- _Problem_
Each line below should be set down again unchanged.

Information given Block Start

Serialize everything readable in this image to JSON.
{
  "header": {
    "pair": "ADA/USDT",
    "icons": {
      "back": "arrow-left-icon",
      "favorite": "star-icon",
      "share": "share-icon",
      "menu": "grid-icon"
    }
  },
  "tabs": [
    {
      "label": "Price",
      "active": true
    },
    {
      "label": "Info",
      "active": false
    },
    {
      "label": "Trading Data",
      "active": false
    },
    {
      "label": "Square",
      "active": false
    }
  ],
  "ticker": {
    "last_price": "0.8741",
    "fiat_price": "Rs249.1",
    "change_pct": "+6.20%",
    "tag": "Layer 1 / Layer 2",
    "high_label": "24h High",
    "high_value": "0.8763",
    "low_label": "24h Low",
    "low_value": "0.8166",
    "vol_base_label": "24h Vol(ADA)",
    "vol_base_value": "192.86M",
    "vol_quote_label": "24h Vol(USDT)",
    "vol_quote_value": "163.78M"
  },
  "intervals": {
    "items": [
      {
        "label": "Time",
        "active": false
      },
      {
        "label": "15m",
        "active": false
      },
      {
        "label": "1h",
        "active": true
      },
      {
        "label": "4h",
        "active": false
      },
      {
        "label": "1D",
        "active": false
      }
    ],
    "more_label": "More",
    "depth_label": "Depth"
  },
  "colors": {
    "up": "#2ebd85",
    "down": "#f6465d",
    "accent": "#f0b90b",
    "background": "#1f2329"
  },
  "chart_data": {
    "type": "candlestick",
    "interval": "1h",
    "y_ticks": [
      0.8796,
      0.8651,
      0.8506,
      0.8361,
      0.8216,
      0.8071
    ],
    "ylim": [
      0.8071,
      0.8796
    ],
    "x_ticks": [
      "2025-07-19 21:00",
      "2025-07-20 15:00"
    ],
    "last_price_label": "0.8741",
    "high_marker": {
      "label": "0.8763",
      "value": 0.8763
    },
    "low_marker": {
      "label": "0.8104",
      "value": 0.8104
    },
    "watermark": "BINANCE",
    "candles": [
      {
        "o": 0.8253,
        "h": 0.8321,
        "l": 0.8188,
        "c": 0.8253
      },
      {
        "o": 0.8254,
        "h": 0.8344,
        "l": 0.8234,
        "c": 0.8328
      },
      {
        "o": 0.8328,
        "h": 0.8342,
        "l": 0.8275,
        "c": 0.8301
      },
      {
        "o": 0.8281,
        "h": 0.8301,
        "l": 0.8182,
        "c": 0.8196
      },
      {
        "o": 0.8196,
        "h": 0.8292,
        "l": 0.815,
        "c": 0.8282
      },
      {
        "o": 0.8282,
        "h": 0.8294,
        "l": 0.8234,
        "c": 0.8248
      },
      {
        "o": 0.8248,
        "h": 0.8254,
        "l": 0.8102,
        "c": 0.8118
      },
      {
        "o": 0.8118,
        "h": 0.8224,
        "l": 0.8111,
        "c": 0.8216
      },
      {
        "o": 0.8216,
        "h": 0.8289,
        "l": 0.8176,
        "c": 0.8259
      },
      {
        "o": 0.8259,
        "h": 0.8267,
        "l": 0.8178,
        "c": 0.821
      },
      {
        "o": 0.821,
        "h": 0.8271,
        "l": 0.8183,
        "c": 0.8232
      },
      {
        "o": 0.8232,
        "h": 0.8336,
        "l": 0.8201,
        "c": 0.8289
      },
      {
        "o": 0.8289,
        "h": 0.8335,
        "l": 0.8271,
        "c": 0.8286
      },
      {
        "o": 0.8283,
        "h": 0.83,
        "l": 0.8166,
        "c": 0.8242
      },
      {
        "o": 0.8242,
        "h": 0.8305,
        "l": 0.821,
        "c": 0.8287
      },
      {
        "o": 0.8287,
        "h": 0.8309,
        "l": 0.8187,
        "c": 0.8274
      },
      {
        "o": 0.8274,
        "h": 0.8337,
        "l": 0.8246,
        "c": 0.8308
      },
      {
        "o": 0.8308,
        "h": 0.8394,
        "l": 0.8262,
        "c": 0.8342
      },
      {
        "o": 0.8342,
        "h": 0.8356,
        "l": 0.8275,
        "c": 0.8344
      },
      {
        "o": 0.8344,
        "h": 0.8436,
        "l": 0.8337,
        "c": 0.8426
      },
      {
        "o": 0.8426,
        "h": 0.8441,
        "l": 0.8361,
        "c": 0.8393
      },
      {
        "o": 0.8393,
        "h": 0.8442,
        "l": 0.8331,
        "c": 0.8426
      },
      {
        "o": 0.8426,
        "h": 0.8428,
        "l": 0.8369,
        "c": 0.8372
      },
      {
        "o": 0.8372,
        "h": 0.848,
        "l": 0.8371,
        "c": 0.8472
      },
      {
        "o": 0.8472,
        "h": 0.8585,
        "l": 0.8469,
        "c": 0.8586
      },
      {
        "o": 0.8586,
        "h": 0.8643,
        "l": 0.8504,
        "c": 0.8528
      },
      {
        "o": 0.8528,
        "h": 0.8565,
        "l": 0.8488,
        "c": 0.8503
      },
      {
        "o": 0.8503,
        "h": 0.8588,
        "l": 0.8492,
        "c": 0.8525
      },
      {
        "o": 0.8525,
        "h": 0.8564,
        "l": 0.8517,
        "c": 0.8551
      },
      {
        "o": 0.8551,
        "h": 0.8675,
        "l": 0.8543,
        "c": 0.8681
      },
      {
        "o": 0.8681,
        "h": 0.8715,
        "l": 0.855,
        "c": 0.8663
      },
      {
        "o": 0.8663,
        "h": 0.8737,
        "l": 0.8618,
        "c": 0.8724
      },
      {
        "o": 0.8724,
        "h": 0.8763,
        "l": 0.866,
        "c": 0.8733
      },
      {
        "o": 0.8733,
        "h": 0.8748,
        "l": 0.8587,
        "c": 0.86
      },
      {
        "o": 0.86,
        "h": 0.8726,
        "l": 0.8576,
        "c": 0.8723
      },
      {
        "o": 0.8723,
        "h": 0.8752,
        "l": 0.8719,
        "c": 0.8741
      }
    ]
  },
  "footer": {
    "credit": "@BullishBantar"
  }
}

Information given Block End

- _Response for this exercise_
Serialize everything readable in this image to JSON.
{
  "header": {
    "pair": "ADA/USDT",
    "icons": {
      "back": "arrow-left-icon",
      "favorite": "star-icon",
      "share": "share-icon",
      "menu": "grid-icon"
    }
  },
  "tabs": [
    {
      "label": "Price",
      "active": true
    },
    {
      "label": "Info",
      "active": false
    },
    {
      "label": "Trading Data",
      "active": false
    },
    {
      "label": "Square",
      "active": false
    }
  ],
  "ticker": {
    "last_price": "0.8741",
    "fiat_price": "Rs249.1",
    "change_pct": "+6.20%",
    "tag": "Layer 1 / Layer 2",
    "high_label": "24h High",
    "high_value": "0.8763",
    "low_label": "24h Low",
    "low_value": "0.8166",
    "vol_base_label": "24h Vol(ADA)",
    "vol_base_value": "192.86M",
    "vol_quote_label": "24h Vol(USDT)",
    "vol_quote_value": "163.78M"
  },
  "intervals": {
    "items": [
      {
        "label": "Time",
        "active": false
      },
      {
        "label": "15m",
        "active": false
      },
      {
        "label": "1h",
        "active": true
      },
      {
        "label": "4h",
        "active": false
      },
      {
        "label": "1D",
        "active": false
      }
    ],
    "more_label": "More",
    "depth_label": "Depth"
  },
  "colors": {
    "up": "#2ebd85",
    "down": "#f6465d",
    "accent": "#f0b90b",
    "background": "#1f2329"
  },
  "chart_data": {
    "type": "candlestick",
    "interval": "1h",
    "y_ticks": [
      0.8796,
      0.8651,
      0.8506,
      0.8361,
      0.8216,
      0.8071
    ],
    "ylim": [
      0.8071,
      0.8796
    ],
    "x_ticks": [
      "2025-07-19 21:00",
      "2025-07-20 15:00"
    ],
    "last_price_label": "0.8741",
    "high_marker": {
      "label": "0.8763",
      "value": 0.8763
    },
    "low_marker": {
      "label": "0.8104",
      "value": 0.8104
    },
    "watermark": "BINANCE",
    "candles": [
      {
        "o": 0.8253,
        "h": 0.8321,
        "l": 0.8188,
        "c": 0.8253
      },
      {
        "o": 0.8254,
        "h": 0.8344,
        "l": 0.8234,
        "c": 0.8328
      },
      {
        "o": 0.8328,
        "h": 0.8342,
        "l": 0.8275,
        "c": 0.8301
      },
      {
        "o": 0.8281,
        "h": 0.8301,
        "l": 0.8182,
        "c": 0.8196
      },
      {
        "o": 0.8196,
        "h": 0.8292,
        "l": 0.815,
        "c": 0.8282
      },
      {
        "o": 0.8282,
        "h": 0.8294,
        "l": 0.8234,
        "c": 0.8248
      },
      {
        "o": 0.8248,
        "h": 0.8254,
        "l": 0.8102,
        "c": 0.8118
      },
      {
        "o": 0.8118,
        "h": 0.8224,
        "l": 0.8111,
        "c": 0.8216
      },
      {
        "o": 0.8216,
        "h": 0.8289,
        "l": 0.8176,
        "c": 0.8259
      },
      {
        "o": 0.8259,
        "h": 0.8267,
        "l": 0.8178,
        "c": 0.821
      },
      {
        "o": 0.821,
        "h": 0.8271,
        "l": 0.8183,
        "c": 0.8232
      },
      {
        "o": 0.8232,
        "h": 0.8336,
        "l": 0.8201,
        "c": 0.8289
      },
      {
        "o": 0.8289,
        "h": 0.8335,
        "l": 0.8271,
        "c": 0.8286
      },
      {
        "o": 0.8283,
        "h": 0.83,
        "l": 0.8166,
        "c": 0.8242
      },
      {
        "o": 0.8242,
        "h": 0.8305,
        "l": 0.821,
        "c": 0.8287
      },
      {
        "o": 0.8287,
        "h": 0.8309,
        "l": 0.8187,
        "c": 0.8274
      },
      {
        "o": 0.8274,
        "h": 0.8337,
        "l": 0.8246,
        "c": 0.8308
      },
      {
        "o": 0.8308,
        "h": 0.8394,
        "l": 0.8262,
        "c": 0.8342
      },
      {
        "o": 0.8342,
        "h": 0.8356,
        "l": 0.8275,
        "c": 0.8344
      },
      {
        "o": 0.8344,
        "h": 0.8436,
        "l": 0.8337,
        "c": 0.8426
      },
      {
        "o": 0.8426,
        "h": 0.8441,
        "l": 0.8361,
        "c": 0.8393
      },
      {
        "o": 0.8393,
        "h": 0.8442,
        "l": 0.8331,
        "c": 0.8426
      },
      {
        "o": 0.8426,
        "h": 0.8428,
        "l": 0.8369,
        "c": 0.8372
      },
      {
        "o": 0.8372,
        "h": 0.848,
        "l": 0.8371,
        "c": 0.8472
      },
      {
        "o": 0.8472,
        "h": 0.8585,
        "l": 0.8469,
        "c": 0.8586
      },
      {
        "o": 0.8586,
        "h": 0.8643,
        "l": 0.8504,
        "c": 0.8528
      },
      {
        "o": 0.8528,
        "h": 0.8565,
        "l": 0.8488,
        "c": 0.8503
      },
      {
        "o": 0.8503,
        "h": 0.8588,
        "l": 0.8492,
        "c": 0.8525
      },
      {
        "o": 0.8525,
        "h": 0.8564,
        "l": 0.8517,
        "c": 0.8551
      },
      {
        "o": 0.8551,
        "h": 0.8675,
        "l": 0.8543,
        "c": 0.8681
      },
      {
        "o": 0.8681,
        "h": 0.8715,
        "l": 0.855,
        "c": 0.8663
      },
      {
        "o": 0.8663,
        "h": 0.8737,
        "l": 0.8618,
        "c": 0.8724
      },
      {
        "o": 0.8724,
        "h": 0.8763,
        "l": 0.866,
        "c": 0.8733
      },
      {
        "o": 0.8733,
        "h": 0.8748,
        "l": 0.8587,
        "c": 0.86
      },
      {
        "o": 0.86,
        "h": 0.8726,
        "l": 0.8576,
        "c": 0.8723
      },
      {
        "o": 0.8723,
        "h": 0.8752,
        "l": 0.8719,
        "c": 0.8741
      }
    ]
  },
  "footer": {
    "credit": "@BullishBantar"
  }
}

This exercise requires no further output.